### TASK INSTRUCTIONS
Every line in the data below that holds "текущей" should be found and copied.

### THE RECORDS
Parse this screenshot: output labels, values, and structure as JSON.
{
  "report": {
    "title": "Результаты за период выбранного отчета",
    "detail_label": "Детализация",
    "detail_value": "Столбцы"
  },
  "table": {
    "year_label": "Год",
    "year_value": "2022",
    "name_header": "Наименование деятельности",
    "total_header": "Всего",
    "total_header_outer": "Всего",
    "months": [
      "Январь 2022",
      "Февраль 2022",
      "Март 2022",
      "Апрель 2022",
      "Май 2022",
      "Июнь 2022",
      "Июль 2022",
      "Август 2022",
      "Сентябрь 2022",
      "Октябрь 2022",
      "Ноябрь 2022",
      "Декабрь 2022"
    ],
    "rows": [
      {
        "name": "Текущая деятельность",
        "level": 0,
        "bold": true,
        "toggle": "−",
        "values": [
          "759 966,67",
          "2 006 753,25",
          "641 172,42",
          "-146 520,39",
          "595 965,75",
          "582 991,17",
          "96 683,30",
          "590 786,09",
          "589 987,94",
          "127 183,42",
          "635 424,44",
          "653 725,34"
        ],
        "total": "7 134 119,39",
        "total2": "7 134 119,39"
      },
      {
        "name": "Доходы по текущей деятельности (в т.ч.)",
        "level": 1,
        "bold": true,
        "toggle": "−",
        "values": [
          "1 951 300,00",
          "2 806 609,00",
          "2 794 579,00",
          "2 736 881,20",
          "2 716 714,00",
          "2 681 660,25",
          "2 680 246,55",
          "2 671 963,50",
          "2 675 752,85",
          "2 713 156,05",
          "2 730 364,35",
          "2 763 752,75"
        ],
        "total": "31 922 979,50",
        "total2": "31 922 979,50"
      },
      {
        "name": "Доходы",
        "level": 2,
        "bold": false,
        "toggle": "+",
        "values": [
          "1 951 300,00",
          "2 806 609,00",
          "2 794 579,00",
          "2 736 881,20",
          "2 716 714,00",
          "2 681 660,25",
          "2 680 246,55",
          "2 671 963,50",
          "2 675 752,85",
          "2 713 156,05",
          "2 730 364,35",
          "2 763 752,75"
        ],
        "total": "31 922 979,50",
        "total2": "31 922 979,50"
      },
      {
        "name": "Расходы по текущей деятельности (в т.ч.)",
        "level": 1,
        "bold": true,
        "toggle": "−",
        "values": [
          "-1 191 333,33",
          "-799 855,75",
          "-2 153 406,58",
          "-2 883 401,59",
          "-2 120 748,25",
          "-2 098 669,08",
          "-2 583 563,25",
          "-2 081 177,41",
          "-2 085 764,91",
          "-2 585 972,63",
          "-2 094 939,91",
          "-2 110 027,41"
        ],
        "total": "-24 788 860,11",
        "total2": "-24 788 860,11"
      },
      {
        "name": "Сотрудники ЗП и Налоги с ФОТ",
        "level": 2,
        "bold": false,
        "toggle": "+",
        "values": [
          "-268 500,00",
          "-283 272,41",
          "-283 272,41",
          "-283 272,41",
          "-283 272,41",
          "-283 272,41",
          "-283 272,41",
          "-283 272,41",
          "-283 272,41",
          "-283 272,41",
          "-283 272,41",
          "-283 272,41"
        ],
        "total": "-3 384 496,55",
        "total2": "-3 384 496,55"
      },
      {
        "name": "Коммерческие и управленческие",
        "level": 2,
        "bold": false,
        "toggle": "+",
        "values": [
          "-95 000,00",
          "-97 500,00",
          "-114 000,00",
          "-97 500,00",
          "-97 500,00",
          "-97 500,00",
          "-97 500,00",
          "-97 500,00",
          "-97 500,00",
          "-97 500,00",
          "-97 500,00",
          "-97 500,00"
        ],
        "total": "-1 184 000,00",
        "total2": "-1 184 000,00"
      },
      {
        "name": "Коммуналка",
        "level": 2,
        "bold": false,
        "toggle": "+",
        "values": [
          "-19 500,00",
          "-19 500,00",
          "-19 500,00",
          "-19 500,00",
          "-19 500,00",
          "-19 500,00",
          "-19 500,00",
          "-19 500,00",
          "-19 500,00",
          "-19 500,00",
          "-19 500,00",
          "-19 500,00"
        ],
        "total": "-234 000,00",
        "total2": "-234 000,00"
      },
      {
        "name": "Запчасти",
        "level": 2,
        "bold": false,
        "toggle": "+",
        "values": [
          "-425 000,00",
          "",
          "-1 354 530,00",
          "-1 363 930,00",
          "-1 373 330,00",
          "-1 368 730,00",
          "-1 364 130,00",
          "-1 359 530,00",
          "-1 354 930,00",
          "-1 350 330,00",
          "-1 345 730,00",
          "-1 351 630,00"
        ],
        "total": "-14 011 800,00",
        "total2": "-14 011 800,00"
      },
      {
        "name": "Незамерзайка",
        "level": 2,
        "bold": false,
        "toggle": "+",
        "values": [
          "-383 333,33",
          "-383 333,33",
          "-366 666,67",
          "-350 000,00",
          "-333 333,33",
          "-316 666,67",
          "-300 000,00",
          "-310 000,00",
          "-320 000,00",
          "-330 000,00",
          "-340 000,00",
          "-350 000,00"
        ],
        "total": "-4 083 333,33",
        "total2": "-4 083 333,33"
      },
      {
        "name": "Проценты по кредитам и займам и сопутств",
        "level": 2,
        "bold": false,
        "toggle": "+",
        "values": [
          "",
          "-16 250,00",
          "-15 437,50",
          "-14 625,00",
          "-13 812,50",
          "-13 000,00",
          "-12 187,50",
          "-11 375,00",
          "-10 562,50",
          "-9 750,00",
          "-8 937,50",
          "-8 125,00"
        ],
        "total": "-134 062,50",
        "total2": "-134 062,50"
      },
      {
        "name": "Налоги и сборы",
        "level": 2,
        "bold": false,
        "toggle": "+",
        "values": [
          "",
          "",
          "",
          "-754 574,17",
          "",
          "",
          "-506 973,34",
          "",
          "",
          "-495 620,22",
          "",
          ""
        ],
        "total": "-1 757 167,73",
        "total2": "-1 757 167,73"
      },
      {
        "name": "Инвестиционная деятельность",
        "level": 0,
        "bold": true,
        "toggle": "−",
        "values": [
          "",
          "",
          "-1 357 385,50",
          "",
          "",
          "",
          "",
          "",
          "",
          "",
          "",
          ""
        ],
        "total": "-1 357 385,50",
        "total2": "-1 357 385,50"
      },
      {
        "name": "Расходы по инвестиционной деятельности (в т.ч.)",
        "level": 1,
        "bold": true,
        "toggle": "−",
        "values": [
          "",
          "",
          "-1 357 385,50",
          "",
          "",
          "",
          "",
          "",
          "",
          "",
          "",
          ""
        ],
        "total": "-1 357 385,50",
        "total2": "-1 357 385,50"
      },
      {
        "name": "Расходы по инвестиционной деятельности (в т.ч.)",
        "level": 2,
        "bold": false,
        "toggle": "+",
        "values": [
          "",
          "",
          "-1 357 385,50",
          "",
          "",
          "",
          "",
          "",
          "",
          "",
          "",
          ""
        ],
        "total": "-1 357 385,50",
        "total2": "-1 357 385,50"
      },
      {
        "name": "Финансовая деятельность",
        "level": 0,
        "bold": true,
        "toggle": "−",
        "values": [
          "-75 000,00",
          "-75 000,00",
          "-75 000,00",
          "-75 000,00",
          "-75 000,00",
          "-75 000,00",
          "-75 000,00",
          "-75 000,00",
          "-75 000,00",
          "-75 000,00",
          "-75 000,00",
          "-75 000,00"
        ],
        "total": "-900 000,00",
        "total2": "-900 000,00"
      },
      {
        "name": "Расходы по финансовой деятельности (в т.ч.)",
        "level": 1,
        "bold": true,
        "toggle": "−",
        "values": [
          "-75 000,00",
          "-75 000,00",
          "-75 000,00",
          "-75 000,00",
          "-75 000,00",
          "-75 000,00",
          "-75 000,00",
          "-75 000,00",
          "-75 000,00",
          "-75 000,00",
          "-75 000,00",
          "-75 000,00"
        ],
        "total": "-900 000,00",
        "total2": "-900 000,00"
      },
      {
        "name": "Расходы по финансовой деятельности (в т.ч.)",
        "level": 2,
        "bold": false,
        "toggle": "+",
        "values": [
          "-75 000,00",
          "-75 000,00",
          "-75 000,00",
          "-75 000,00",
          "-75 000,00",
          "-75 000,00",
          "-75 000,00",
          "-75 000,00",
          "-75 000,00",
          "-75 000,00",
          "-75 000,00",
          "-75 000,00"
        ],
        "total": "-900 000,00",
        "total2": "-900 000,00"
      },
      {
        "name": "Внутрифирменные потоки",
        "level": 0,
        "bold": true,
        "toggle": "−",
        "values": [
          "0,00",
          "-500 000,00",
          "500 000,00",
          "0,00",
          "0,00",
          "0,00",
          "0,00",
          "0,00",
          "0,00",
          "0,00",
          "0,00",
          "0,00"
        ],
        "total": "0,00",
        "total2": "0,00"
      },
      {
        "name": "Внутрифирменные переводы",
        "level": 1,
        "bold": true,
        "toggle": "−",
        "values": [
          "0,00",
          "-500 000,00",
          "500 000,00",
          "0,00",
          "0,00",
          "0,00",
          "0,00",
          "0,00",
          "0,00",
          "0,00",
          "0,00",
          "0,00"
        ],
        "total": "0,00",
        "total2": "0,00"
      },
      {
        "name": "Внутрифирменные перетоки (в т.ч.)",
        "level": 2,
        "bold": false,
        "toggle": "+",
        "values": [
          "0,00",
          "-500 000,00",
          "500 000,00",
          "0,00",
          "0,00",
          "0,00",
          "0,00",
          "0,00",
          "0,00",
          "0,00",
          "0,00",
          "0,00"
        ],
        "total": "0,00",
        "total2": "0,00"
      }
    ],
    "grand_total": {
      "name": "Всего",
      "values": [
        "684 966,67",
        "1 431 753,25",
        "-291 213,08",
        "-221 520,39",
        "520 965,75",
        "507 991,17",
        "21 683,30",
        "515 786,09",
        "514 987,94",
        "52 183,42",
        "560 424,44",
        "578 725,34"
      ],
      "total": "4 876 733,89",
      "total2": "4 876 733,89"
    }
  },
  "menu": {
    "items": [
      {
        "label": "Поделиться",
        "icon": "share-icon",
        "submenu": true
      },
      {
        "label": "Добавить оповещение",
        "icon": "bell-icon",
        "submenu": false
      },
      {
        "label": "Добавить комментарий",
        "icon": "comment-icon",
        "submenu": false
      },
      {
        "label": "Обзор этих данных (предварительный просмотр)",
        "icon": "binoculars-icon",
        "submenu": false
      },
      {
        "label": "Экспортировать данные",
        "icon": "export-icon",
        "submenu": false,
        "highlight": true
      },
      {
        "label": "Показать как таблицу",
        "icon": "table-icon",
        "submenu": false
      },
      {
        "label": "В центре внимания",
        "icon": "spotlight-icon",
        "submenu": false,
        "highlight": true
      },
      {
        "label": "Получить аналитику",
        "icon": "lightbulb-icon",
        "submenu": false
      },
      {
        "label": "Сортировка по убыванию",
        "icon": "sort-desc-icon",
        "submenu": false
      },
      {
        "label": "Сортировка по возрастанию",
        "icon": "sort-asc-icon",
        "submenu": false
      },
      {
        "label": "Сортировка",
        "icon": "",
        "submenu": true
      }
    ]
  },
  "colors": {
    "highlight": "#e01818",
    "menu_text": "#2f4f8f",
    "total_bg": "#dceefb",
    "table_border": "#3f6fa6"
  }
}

### SOLUTION TO THIS EXERCISE
        "name": "Доходы по текущей деятельности (в т.ч.)",
        "name": "Расходы по текущей деятельности (в т.ч.)",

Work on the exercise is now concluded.